I am very tired of fitness writers applying competitive athlete solutions to the problems of everyday fitness. The fact the body needs to move is not an issue that only pertains to competitive athletes. As a corollary, just because a world-class athlete does something doesn’t mean that it’s needed for every-day fitness.
When you thumb through a swimming mag, you’ll see articles talking about how to shave fractions of a second off your time offering all kinds of advice. I’m not going to buy the special swimsuit made of Neptunium-coated fiber blessed by the Dolphin Gods because it will reduce my drag in the water by .001%. Nor do I think that for my daily workout, shaving off all body hair below the neck to reduce drag is necessarily crucial. That .001% might matter to an Olympic athlete a great deal. But I’m not a competitive swimmer. I don’t need to apply the problems of athletic competition to daily fitness. I need to show up daily for daily fitness. That’s a completely different problem, especially when being athletic is not generally the focus of my whole day.1
I recognize that many fitness writers are competitive athletes. It’s how they motivate themselves and they tend to like the mindset. There’s nothing wrong with being a competitive athlete, of course. It can be a good way to motivate oneself, if that’s to one’s taste. But what it means is that articles on activities are going to be geared to constantly improving athletic performance with a competitive mindset.
But I think the needs of people who have absolutely no interest in being competitive athletes, but are interested in making sure they get in enough movement to keep healthy are being completely underserved. It’s logical that it’s happening. Most people in the fitness industry do get there by means of having been a competitive athlete. Hellfire, I was as a teenager, myself.
What we need to see are more articles talking about consistency of exercise rather than training for competitions, or imitating training for competitions as a workout strategy. We need to talk about staying motivated when one hasn’t the slighted interest in treating exercise like a competitive activity. We need to talk more about modifications for physical issues.

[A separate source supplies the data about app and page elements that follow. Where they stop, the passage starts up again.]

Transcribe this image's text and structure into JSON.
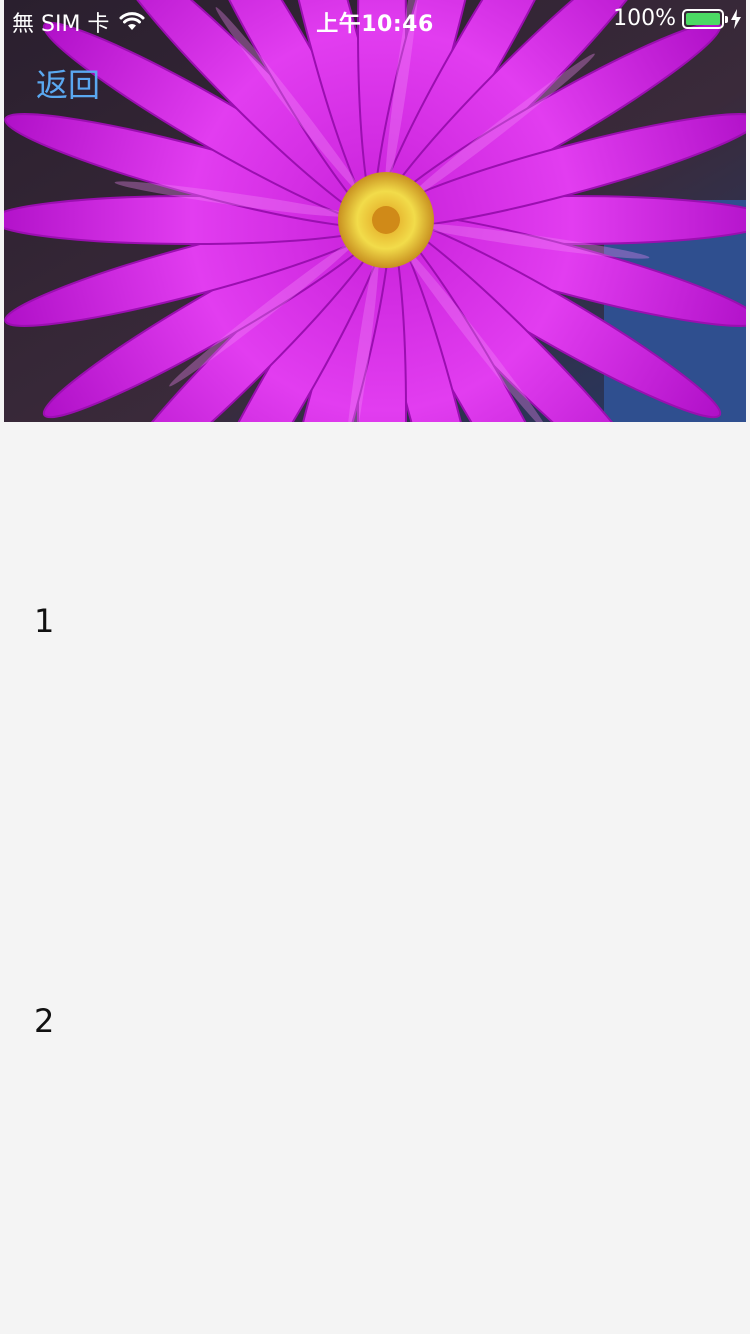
{
  "status_bar": {
    "carrier": "無 SIM 卡",
    "time": "上午10:46",
    "battery_percent": "100%",
    "battery_level": 1.0,
    "battery_color": "#4cd964",
    "icons": [
      "wifi-icon",
      "battery-icon",
      "charging-icon"
    ]
  },
  "nav": {
    "back_label": "返回",
    "back_color": "#5aa8f0"
  },
  "header_image": {
    "subject": "magenta flower"
  },
  "list": {
    "items": [
      "1",
      "2"
    ]
  }
}
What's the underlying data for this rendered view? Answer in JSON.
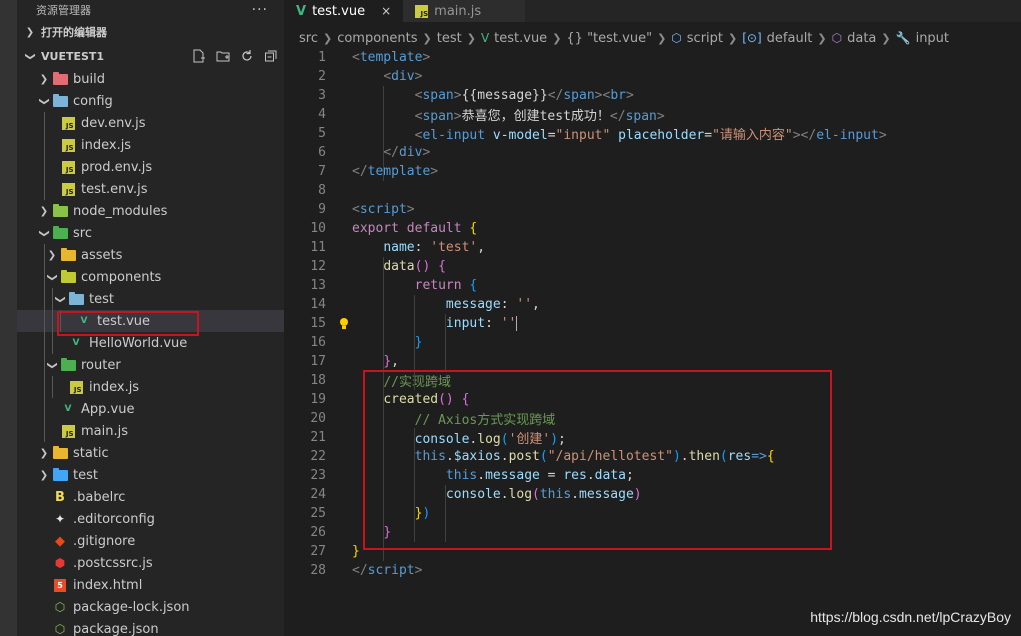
{
  "explorer": {
    "title": "资源管理器",
    "more": "···",
    "open_editors": "打开的编辑器",
    "project": "VUETEST1",
    "tree": [
      {
        "label": "build",
        "depth": 0,
        "type": "folder",
        "open": false,
        "color": "#e06c75"
      },
      {
        "label": "config",
        "depth": 0,
        "type": "folder",
        "open": true,
        "color": "#7eb3d8"
      },
      {
        "label": "dev.env.js",
        "depth": 1,
        "type": "js"
      },
      {
        "label": "index.js",
        "depth": 1,
        "type": "js"
      },
      {
        "label": "prod.env.js",
        "depth": 1,
        "type": "js"
      },
      {
        "label": "test.env.js",
        "depth": 1,
        "type": "js"
      },
      {
        "label": "node_modules",
        "depth": 0,
        "type": "folder",
        "open": false,
        "color": "#8bc34a"
      },
      {
        "label": "src",
        "depth": 0,
        "type": "folder",
        "open": true,
        "color": "#4caf50"
      },
      {
        "label": "assets",
        "depth": 1,
        "type": "folder",
        "open": false,
        "color": "#e8b62f"
      },
      {
        "label": "components",
        "depth": 1,
        "type": "folder",
        "open": true,
        "color": "#c0ca33"
      },
      {
        "label": "test",
        "depth": 2,
        "type": "folder",
        "open": true,
        "color": "#7eb3d8"
      },
      {
        "label": "test.vue",
        "depth": 3,
        "type": "vue",
        "selected": true
      },
      {
        "label": "HelloWorld.vue",
        "depth": 2,
        "type": "vue"
      },
      {
        "label": "router",
        "depth": 1,
        "type": "folder",
        "open": true,
        "color": "#4caf50"
      },
      {
        "label": "index.js",
        "depth": 2,
        "type": "js"
      },
      {
        "label": "App.vue",
        "depth": 1,
        "type": "vue"
      },
      {
        "label": "main.js",
        "depth": 1,
        "type": "js"
      },
      {
        "label": "static",
        "depth": 0,
        "type": "folder",
        "open": false,
        "color": "#e8b62f"
      },
      {
        "label": "test",
        "depth": 0,
        "type": "folder",
        "open": false,
        "color": "#42a5f5"
      },
      {
        "label": ".babelrc",
        "depth": 0,
        "type": "babel"
      },
      {
        "label": ".editorconfig",
        "depth": 0,
        "type": "config"
      },
      {
        "label": ".gitignore",
        "depth": 0,
        "type": "git"
      },
      {
        "label": ".postcssrc.js",
        "depth": 0,
        "type": "postcss"
      },
      {
        "label": "index.html",
        "depth": 0,
        "type": "html"
      },
      {
        "label": "package-lock.json",
        "depth": 0,
        "type": "npm"
      },
      {
        "label": "package.json",
        "depth": 0,
        "type": "npm"
      }
    ]
  },
  "tabs": [
    {
      "label": "test.vue",
      "active": true,
      "icon": "vue-icon",
      "close": "×"
    },
    {
      "label": "main.js",
      "active": false,
      "icon": "js-icon"
    }
  ],
  "breadcrumbs": [
    "src",
    "components",
    "test",
    "test.vue",
    "{} \"test.vue\"",
    "script",
    "default",
    "data",
    "input"
  ],
  "code_lines": [
    [
      [
        "t",
        "<"
      ],
      [
        "tn",
        "template"
      ],
      [
        "t",
        ">"
      ]
    ],
    [
      [
        "i",
        "    "
      ],
      [
        "t",
        "<"
      ],
      [
        "tn",
        "div"
      ],
      [
        "t",
        ">"
      ]
    ],
    [
      [
        "i",
        "        "
      ],
      [
        "t",
        "<"
      ],
      [
        "tn",
        "span"
      ],
      [
        "t",
        ">"
      ],
      [
        "tx",
        "{{message}}"
      ],
      [
        "t",
        "</"
      ],
      [
        "tn",
        "span"
      ],
      [
        "t",
        "><"
      ],
      [
        "tn",
        "br"
      ],
      [
        "t",
        ">"
      ]
    ],
    [
      [
        "i",
        "        "
      ],
      [
        "t",
        "<"
      ],
      [
        "tn",
        "span"
      ],
      [
        "t",
        ">"
      ],
      [
        "tx",
        "恭喜您，创建test成功！"
      ],
      [
        "t",
        "</"
      ],
      [
        "tn",
        "span"
      ],
      [
        "t",
        ">"
      ]
    ],
    [
      [
        "i",
        "        "
      ],
      [
        "t",
        "<"
      ],
      [
        "tn",
        "el-input"
      ],
      [
        "tx",
        " "
      ],
      [
        "at",
        "v-model"
      ],
      [
        "tx",
        "="
      ],
      [
        "st",
        "\"input\""
      ],
      [
        "tx",
        " "
      ],
      [
        "at",
        "placeholder"
      ],
      [
        "tx",
        "="
      ],
      [
        "st",
        "\"请输入内容\""
      ],
      [
        "t",
        "></"
      ],
      [
        "tn",
        "el-input"
      ],
      [
        "t",
        ">"
      ]
    ],
    [
      [
        "i",
        "    "
      ],
      [
        "t",
        "</"
      ],
      [
        "tn",
        "div"
      ],
      [
        "t",
        ">"
      ]
    ],
    [
      [
        "t",
        "</"
      ],
      [
        "tn",
        "template"
      ],
      [
        "t",
        ">"
      ]
    ],
    [],
    [
      [
        "t",
        "<"
      ],
      [
        "tn",
        "script"
      ],
      [
        "t",
        ">"
      ]
    ],
    [
      [
        "kw",
        "export"
      ],
      [
        "pu",
        " "
      ],
      [
        "kw",
        "default"
      ],
      [
        "pu",
        " "
      ],
      [
        "br1",
        "{"
      ]
    ],
    [
      [
        "i",
        "    "
      ],
      [
        "pr",
        "name"
      ],
      [
        "pu",
        ": "
      ],
      [
        "st",
        "'test'"
      ],
      [
        "pu",
        ","
      ]
    ],
    [
      [
        "i",
        "    "
      ],
      [
        "fn",
        "data"
      ],
      [
        "br2",
        "()"
      ],
      [
        "pu",
        " "
      ],
      [
        "br2",
        "{"
      ]
    ],
    [
      [
        "i",
        "        "
      ],
      [
        "kw",
        "return"
      ],
      [
        "pu",
        " "
      ],
      [
        "br3",
        "{"
      ]
    ],
    [
      [
        "i",
        "            "
      ],
      [
        "pr",
        "message"
      ],
      [
        "pu",
        ": "
      ],
      [
        "st",
        "''"
      ],
      [
        "pu",
        ","
      ]
    ],
    [
      [
        "i",
        "            "
      ],
      [
        "pr",
        "input"
      ],
      [
        "pu",
        ": "
      ],
      [
        "st",
        "''"
      ],
      [
        "cur",
        ""
      ]
    ],
    [
      [
        "i",
        "        "
      ],
      [
        "br3",
        "}"
      ]
    ],
    [
      [
        "i",
        "    "
      ],
      [
        "br2",
        "}"
      ],
      [
        "pu",
        ","
      ]
    ],
    [
      [
        "i",
        "    "
      ],
      [
        "cm",
        "//实现跨域"
      ]
    ],
    [
      [
        "i",
        "    "
      ],
      [
        "fn",
        "created"
      ],
      [
        "br2",
        "()"
      ],
      [
        "pu",
        " "
      ],
      [
        "br2",
        "{"
      ]
    ],
    [
      [
        "i",
        "        "
      ],
      [
        "cm",
        "// Axios方式实现跨域"
      ]
    ],
    [
      [
        "i",
        "        "
      ],
      [
        "pr",
        "console"
      ],
      [
        "pu",
        "."
      ],
      [
        "fn",
        "log"
      ],
      [
        "br3",
        "("
      ],
      [
        "st",
        "'创建'"
      ],
      [
        "br3",
        ")"
      ],
      [
        "pu",
        ";"
      ]
    ],
    [
      [
        "i",
        "        "
      ],
      [
        "th",
        "this"
      ],
      [
        "pu",
        "."
      ],
      [
        "pr",
        "$axios"
      ],
      [
        "pu",
        "."
      ],
      [
        "fn",
        "post"
      ],
      [
        "br3",
        "("
      ],
      [
        "st",
        "\"/api/hellotest\""
      ],
      [
        "br3",
        ")"
      ],
      [
        "pu",
        "."
      ],
      [
        "fn",
        "then"
      ],
      [
        "br3",
        "("
      ],
      [
        "pr",
        "res"
      ],
      [
        "th",
        "=>"
      ],
      [
        "br1",
        "{"
      ]
    ],
    [
      [
        "i",
        "            "
      ],
      [
        "th",
        "this"
      ],
      [
        "pu",
        "."
      ],
      [
        "pr",
        "message"
      ],
      [
        "pu",
        " = "
      ],
      [
        "pr",
        "res"
      ],
      [
        "pu",
        "."
      ],
      [
        "pr",
        "data"
      ],
      [
        "pu",
        ";"
      ]
    ],
    [
      [
        "i",
        "            "
      ],
      [
        "pr",
        "console"
      ],
      [
        "pu",
        "."
      ],
      [
        "fn",
        "log"
      ],
      [
        "br2",
        "("
      ],
      [
        "th",
        "this"
      ],
      [
        "pu",
        "."
      ],
      [
        "pr",
        "message"
      ],
      [
        "br2",
        ")"
      ]
    ],
    [
      [
        "i",
        "        "
      ],
      [
        "br1",
        "}"
      ],
      [
        "br3",
        ")"
      ]
    ],
    [
      [
        "i",
        "    "
      ],
      [
        "br2",
        "}"
      ]
    ],
    [
      [
        "br1",
        "}"
      ]
    ],
    [
      [
        "t",
        "</"
      ],
      [
        "tn",
        "script"
      ],
      [
        "t",
        ">"
      ]
    ]
  ],
  "watermark": "https://blog.csdn.net/lpCrazyBoy"
}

We need to talk about what being fit really means instead of implying you’ll be immortal if you’re thin enough, work out enough and take all the right vitamins.

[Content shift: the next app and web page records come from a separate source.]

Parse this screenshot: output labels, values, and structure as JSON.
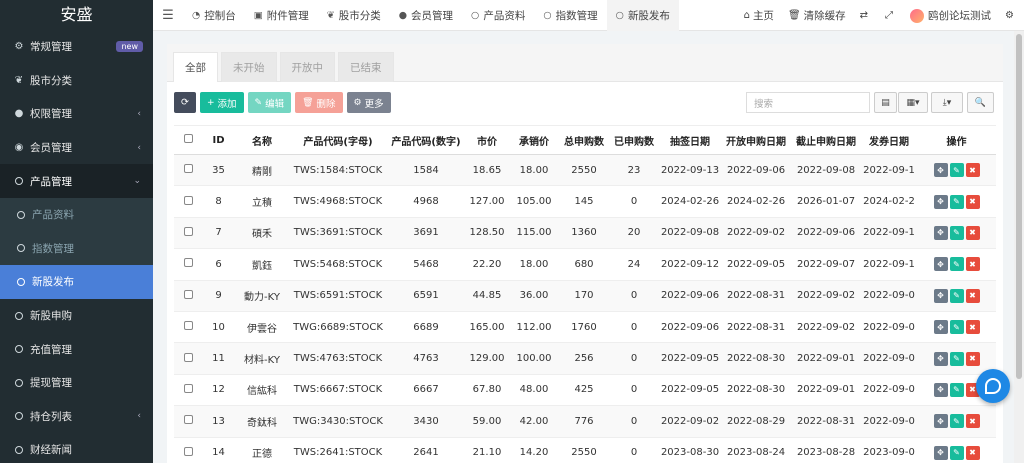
{
  "app": {
    "title": "安盛"
  },
  "sidebar": {
    "items": [
      {
        "label": "常规管理",
        "icon": "cogs-icon",
        "badge": "new"
      },
      {
        "label": "股市分类",
        "icon": "leaf-icon"
      },
      {
        "label": "权限管理",
        "icon": "users-icon",
        "caret": "‹"
      },
      {
        "label": "会员管理",
        "icon": "user-circle-icon",
        "caret": "‹"
      },
      {
        "label": "产品管理",
        "icon": "circle-icon",
        "caret": "⌄"
      }
    ],
    "submenu": [
      {
        "label": "产品资料"
      },
      {
        "label": "指数管理"
      },
      {
        "label": "新股发布"
      }
    ],
    "more_items": [
      {
        "label": "新股申购"
      },
      {
        "label": "充值管理"
      },
      {
        "label": "提现管理"
      },
      {
        "label": "持仓列表",
        "caret": "‹"
      },
      {
        "label": "财经新闻"
      }
    ]
  },
  "topbar": {
    "tabs": [
      {
        "label": "控制台",
        "icon": "dashboard-icon",
        "glyph": "◔"
      },
      {
        "label": "附件管理",
        "icon": "image-icon",
        "glyph": "▣"
      },
      {
        "label": "股市分类",
        "icon": "leaf-icon",
        "glyph": "❦"
      },
      {
        "label": "会员管理",
        "icon": "user-icon",
        "glyph": "●"
      },
      {
        "label": "产品资料",
        "icon": "circle-icon",
        "glyph": "○"
      },
      {
        "label": "指数管理",
        "icon": "circle-icon",
        "glyph": "○"
      },
      {
        "label": "新股发布",
        "icon": "circle-icon",
        "glyph": "○"
      }
    ],
    "right": {
      "home": "主页",
      "clear_cache": "清除缓存",
      "user": "鸥创论坛测试"
    }
  },
  "subtabs": [
    "全部",
    "未开始",
    "开放中",
    "已结束"
  ],
  "toolbar": {
    "add": "添加",
    "edit": "编辑",
    "delete": "删除",
    "more": "更多",
    "search_placeholder": "搜索"
  },
  "table": {
    "headers": [
      "ID",
      "名称",
      "产品代码(字母)",
      "产品代码(数字)",
      "市价",
      "承销价",
      "总申购数",
      "已申购数",
      "抽签日期",
      "开放申购日期",
      "截止申购日期",
      "发券日期",
      "操作"
    ],
    "rows": [
      [
        "35",
        "精剛",
        "TWS:1584:STOCK",
        "1584",
        "18.65",
        "18.00",
        "2550",
        "23",
        "2022-09-13",
        "2022-09-06",
        "2022-09-08",
        "2022-09-1"
      ],
      [
        "8",
        "立積",
        "TWS:4968:STOCK",
        "4968",
        "127.00",
        "105.00",
        "145",
        "0",
        "2024-02-26",
        "2024-02-26",
        "2026-01-07",
        "2024-02-2"
      ],
      [
        "7",
        "碩禾",
        "TWS:3691:STOCK",
        "3691",
        "128.50",
        "115.00",
        "1360",
        "20",
        "2022-09-08",
        "2022-09-02",
        "2022-09-06",
        "2022-09-1"
      ],
      [
        "6",
        "凱鈺",
        "TWS:5468:STOCK",
        "5468",
        "22.20",
        "18.00",
        "680",
        "24",
        "2022-09-12",
        "2022-09-05",
        "2022-09-07",
        "2022-09-1"
      ],
      [
        "9",
        "動力-KY",
        "TWS:6591:STOCK",
        "6591",
        "44.85",
        "36.00",
        "170",
        "0",
        "2022-09-06",
        "2022-08-31",
        "2022-09-02",
        "2022-09-0"
      ],
      [
        "10",
        "伊雲谷",
        "TWG:6689:STOCK",
        "6689",
        "165.00",
        "112.00",
        "1760",
        "0",
        "2022-09-06",
        "2022-08-31",
        "2022-09-02",
        "2022-09-0"
      ],
      [
        "11",
        "材料-KY",
        "TWS:4763:STOCK",
        "4763",
        "129.00",
        "100.00",
        "256",
        "0",
        "2022-09-05",
        "2022-08-30",
        "2022-09-01",
        "2022-09-0"
      ],
      [
        "12",
        "信紘科",
        "TWS:6667:STOCK",
        "6667",
        "67.80",
        "48.00",
        "425",
        "0",
        "2022-09-05",
        "2022-08-30",
        "2022-09-01",
        "2022-09-0"
      ],
      [
        "13",
        "奇鈦科",
        "TWG:3430:STOCK",
        "3430",
        "59.00",
        "42.00",
        "776",
        "0",
        "2022-09-02",
        "2022-08-29",
        "2022-08-31",
        "2022-09-0"
      ],
      [
        "14",
        "正德",
        "TWS:2641:STOCK",
        "2641",
        "21.10",
        "14.20",
        "2550",
        "0",
        "2023-08-30",
        "2023-08-24",
        "2023-08-28",
        "2023-09-0"
      ]
    ]
  }
}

I’d be curious to know what people who aren’t into the athlete mindset, but who still work out like to do and how they keep motivated on a daily level.

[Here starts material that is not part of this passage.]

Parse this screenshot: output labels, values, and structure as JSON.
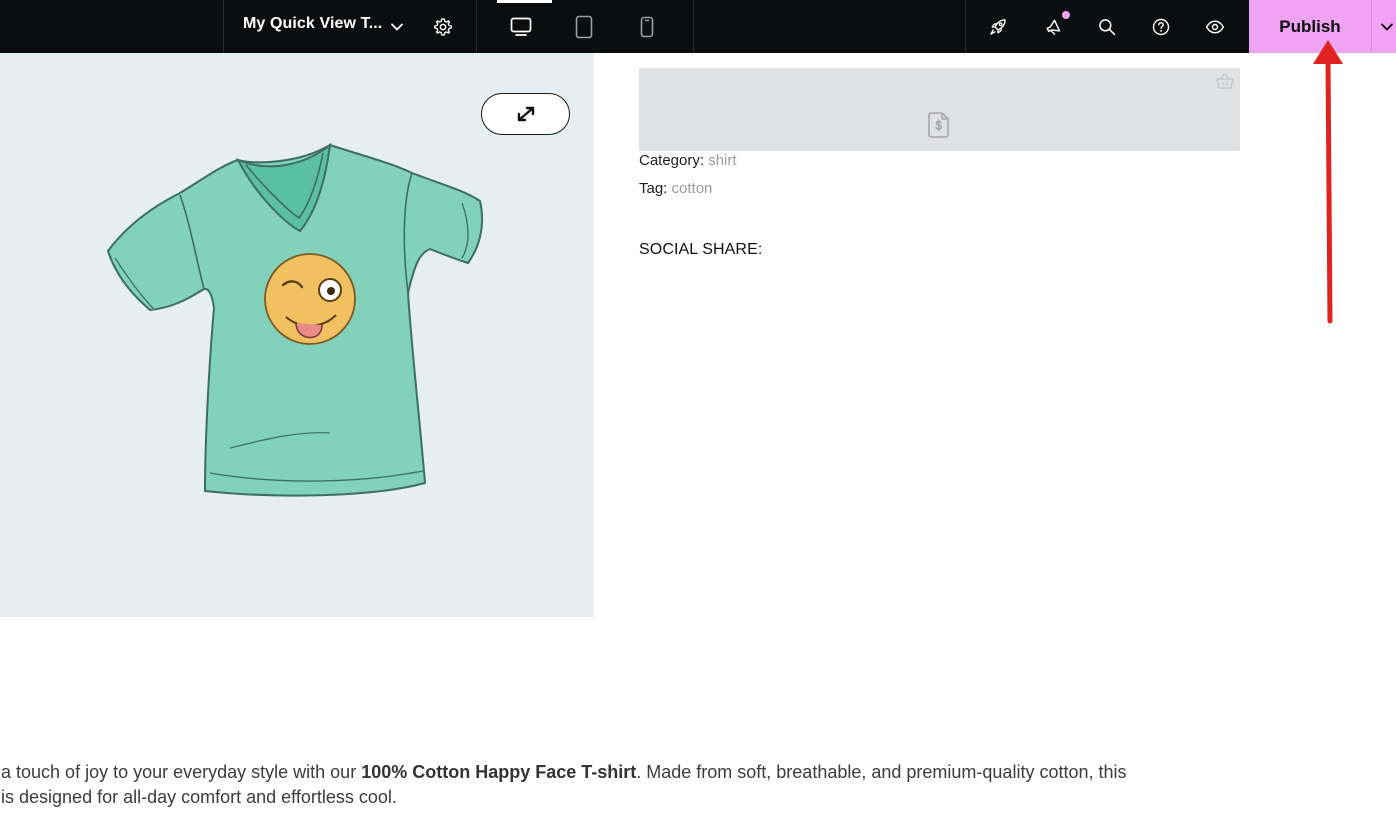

1 I mean, come on, I’m a writer and a teacher. While the performance art of teaching can be pretty physical when you’re trying to keep your students interested and engaged, it’s not like being a lumberjack.